Globally, humans live and consume as if we had 1,7 earths at our disposal. Our activity has pushed us over four out of our nine planetary boundaries: Climate change, loss of biosphere integrity, land system change, and altered biogeochemical cycles (phosphorus and nitrogen). Climate change is the biggest challenge of our time, and the world’s leaders are in agreement; we must keep a global temperature rise this century well below 2 degrees Celsius. This needs to be realized, while at the same time preparing to sustain around 9.8 billion people by 2050.


Today, agriculture, forestry and other land uses stand for 21% of the world’s total greenhouse gas emissions, with unsustainable agricultural practices and deforestation further fuelling emissions. Additionally, the conversion of forests to agricultural land is the major reason for biodiversity losses. Many of the countries expected to be severely affected by climate change are located in the tropics, with large parts of their populations dependent on agriculture.

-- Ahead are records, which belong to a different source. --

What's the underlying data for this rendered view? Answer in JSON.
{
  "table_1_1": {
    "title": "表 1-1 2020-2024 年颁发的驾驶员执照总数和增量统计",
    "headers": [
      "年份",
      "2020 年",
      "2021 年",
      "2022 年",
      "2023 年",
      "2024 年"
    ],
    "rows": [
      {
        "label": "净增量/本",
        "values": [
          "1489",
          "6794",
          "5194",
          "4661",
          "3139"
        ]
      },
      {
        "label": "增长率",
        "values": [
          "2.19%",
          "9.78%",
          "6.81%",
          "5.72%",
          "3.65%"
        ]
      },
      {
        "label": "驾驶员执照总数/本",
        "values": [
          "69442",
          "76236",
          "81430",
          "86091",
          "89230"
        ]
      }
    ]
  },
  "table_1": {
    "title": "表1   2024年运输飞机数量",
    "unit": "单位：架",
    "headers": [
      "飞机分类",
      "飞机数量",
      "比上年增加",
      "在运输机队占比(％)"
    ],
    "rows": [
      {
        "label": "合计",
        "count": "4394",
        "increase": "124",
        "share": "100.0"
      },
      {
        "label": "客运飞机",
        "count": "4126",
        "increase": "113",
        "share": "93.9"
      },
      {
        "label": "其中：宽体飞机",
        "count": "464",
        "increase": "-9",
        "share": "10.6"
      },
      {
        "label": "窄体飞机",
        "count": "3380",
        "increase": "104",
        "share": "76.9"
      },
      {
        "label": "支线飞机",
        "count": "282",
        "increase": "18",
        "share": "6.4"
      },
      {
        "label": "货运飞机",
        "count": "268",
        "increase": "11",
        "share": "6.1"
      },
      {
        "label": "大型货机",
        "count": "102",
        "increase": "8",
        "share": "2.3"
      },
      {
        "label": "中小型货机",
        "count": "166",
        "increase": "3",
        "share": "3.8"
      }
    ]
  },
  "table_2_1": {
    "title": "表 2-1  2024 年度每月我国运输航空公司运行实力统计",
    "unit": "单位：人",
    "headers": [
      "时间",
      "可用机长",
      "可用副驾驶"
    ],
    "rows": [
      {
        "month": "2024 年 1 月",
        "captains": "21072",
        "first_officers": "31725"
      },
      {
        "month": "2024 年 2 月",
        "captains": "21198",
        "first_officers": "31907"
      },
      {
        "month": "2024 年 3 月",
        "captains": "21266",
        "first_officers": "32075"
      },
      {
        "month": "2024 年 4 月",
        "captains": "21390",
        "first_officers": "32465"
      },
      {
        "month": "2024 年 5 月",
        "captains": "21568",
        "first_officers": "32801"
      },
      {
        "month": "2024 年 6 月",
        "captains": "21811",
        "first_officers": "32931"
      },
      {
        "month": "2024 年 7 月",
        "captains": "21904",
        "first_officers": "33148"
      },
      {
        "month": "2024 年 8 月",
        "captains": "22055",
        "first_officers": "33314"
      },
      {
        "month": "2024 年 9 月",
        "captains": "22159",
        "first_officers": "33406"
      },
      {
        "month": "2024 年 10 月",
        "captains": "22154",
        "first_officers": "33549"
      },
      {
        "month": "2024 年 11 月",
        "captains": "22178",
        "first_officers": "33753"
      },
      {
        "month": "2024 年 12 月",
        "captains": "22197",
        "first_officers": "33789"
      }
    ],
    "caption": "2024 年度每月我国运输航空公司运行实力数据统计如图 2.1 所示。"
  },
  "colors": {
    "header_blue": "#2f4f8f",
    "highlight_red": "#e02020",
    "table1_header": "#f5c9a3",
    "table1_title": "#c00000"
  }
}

Smallholder farmers with less than 5 ha of land, produce around half of the world’s food, but many of them are living in poverty and suffer from food insecurity and malnutrition. Women are particularly at risk in this equation, as women are more likely than men to report food insecurity, women are disproportionately impacted by climate change, and women living in poverty often depend on common pool resources and are therefore especially affected by their depletion.


In response, countries all around the world are redirecting their compass to align with the Global Goals for Sustainable Development – 17 goals to achieve an end to extreme poverty, inequality and climate change by 2030. To feed a growing population, combat climate change, and preserve biodiversity, there is a need to develop agriculture systems that are truly sustainable in all aspects; social, economic and environmental. Sustainable agriculture with agroforestry is a pathway towards this.

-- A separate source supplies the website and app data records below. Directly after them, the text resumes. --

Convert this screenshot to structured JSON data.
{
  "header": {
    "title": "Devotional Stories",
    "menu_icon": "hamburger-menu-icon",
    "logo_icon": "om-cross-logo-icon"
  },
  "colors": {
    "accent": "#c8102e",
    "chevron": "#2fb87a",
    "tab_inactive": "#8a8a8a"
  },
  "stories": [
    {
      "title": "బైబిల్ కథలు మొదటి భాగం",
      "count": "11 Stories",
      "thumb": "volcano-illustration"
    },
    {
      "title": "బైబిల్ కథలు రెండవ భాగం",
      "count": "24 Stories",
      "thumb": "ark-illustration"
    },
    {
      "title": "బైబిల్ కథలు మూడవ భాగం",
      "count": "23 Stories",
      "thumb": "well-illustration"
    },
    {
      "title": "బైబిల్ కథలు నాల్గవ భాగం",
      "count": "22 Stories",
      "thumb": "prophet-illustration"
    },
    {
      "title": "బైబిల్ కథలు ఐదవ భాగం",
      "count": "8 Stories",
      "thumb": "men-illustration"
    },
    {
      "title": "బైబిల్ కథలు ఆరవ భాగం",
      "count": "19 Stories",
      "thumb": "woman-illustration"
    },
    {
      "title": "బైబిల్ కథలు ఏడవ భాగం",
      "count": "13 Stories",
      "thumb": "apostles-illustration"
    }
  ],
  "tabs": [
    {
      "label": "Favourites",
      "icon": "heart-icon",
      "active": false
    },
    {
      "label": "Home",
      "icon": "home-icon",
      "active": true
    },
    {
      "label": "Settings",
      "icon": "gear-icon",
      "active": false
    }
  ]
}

In a series of reports and briefs by the Agroforestry Network, arguments are laid out for why agroforestry should be at the top of policy- and decision-makers’ minds, as we navigate towards a sustainable future.

Download brief: Så bidrar agroforestry till FN:s globala mål (Swe)



To overcome barriers, OECD donor countries and international institutions should consider the following recommendations:

  1. Make agroforestry visible.
  2. Increase funding to agroforestry projects.
  3. Increase knowledge and cooperation among key stakeholders.
  4. Support more demand driven, participatory and inclusive research.
  5. Integrate policy-making across sectors and overcome the historic separation of forestry and farming.
  6. Consider longer funding cycles.
  7. Connect to the climate agenda and report progress.
  8. Ensure policy instruments and investments that put small-scale farmers, and especially women, at the heart.
  9. Promote that at least 10% of all existing agricultural land shall be covered by trees.

Partners in the Agroforestry Network has together published the report SCALING UP AGROFORESTRY – Potential, Challenges and Barriers, A review of environmental, social and economic aspects at the farmer, community and landscape levels. Based on the report, the Agroforestry Network has also published policy briefs in Swedish and English.


The full review has been commissioned by the Agroforestry Network and its partners Agroforestry Sverige, Focali, NIRAS, SIANI, SLU Global, SwedBio and Vi-skogen. Reviewed by: Amos Wekesa (Vi Agroforestry/Vi-skogen), Anders Malmer (SLU Global), Christina Schaffer (Agroforsetry Sverige), Elizabeth Mwiyeria (Vi Agroforestry/Vi-skogen), Gert Nyberg (Swedish University of Agricultural Sciences), Henrik Brundin (Vi Agroforestry/Vi-skogen), Ingrid Öborn (International Centre for Research in Agroforestry, also known as the World Agroforestry Centre), Jenny Friman (Forest, climate & livelihood research network, Focali), Johanna Björklund (Agroforestry Sverige), Karin Höök (NIRAS), Linda Andersson (Vi Agroforestry/Vi-skogen), Linda Hansson (Focali), Maria Schultz (We Effect), Madeleine Fogde (Swedish International Agricultural Network Initiative, SIANI), Sara Elfstrand (SwedBio, Stockholm Resilience Centre). Review prepared by: Linus Karlsson.